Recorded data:
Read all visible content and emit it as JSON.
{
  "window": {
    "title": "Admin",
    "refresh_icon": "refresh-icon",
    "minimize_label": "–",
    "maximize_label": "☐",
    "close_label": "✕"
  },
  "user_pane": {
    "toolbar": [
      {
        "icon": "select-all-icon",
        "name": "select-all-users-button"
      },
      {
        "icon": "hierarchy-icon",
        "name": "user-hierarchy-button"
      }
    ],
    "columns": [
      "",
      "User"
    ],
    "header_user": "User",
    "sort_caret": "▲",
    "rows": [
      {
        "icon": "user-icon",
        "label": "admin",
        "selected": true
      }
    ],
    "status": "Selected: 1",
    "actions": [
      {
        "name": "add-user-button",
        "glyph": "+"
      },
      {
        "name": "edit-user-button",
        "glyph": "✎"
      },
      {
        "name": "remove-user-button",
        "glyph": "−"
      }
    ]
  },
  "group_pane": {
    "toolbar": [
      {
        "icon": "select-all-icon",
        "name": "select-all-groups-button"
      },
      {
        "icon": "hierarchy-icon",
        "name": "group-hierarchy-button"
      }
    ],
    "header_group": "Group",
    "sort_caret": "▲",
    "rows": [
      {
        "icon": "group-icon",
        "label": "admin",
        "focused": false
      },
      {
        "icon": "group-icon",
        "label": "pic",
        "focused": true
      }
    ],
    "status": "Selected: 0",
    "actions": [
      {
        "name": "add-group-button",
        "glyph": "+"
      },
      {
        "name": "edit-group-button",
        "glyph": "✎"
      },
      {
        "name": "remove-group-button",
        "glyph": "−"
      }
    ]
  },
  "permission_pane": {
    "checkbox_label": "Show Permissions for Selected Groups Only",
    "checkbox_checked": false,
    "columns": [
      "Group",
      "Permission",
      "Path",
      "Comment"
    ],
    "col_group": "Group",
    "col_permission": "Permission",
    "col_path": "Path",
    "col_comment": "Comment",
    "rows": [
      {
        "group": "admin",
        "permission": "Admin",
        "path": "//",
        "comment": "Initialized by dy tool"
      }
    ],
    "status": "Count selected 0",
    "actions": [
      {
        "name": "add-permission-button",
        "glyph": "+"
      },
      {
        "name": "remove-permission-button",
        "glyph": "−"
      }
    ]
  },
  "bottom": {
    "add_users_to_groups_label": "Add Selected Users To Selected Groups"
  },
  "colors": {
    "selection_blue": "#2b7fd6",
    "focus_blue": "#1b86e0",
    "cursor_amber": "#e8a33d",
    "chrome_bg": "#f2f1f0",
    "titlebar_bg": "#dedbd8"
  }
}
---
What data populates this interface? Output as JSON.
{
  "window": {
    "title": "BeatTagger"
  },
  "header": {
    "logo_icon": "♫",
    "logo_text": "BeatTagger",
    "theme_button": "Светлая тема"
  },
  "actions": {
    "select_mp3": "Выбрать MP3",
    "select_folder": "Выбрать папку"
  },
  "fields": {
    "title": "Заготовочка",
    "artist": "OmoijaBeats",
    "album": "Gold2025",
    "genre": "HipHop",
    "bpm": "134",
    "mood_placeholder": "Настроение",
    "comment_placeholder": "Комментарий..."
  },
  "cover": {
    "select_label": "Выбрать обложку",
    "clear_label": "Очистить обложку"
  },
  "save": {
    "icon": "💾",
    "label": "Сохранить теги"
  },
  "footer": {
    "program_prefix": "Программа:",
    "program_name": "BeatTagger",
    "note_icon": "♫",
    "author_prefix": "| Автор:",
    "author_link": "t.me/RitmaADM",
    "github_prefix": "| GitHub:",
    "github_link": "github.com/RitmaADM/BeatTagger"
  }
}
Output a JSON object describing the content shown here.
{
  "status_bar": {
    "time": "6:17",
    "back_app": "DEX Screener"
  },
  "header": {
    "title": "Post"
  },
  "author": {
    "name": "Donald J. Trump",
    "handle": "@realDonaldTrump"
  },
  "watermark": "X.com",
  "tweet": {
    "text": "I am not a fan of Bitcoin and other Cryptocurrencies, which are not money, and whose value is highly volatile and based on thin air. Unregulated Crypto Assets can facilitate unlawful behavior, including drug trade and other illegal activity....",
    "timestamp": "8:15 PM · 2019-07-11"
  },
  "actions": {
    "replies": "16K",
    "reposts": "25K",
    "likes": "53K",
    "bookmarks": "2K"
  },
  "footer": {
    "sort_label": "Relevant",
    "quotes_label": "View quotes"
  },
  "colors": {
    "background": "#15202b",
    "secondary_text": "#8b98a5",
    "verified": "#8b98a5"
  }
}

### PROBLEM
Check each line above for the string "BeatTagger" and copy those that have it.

### OUTPUT OF THE TASK
    "title": "BeatTagger"
    "logo_text": "BeatTagger",
    "program_name": "BeatTagger",
    "github_link": "github.com/RitmaADM/BeatTagger"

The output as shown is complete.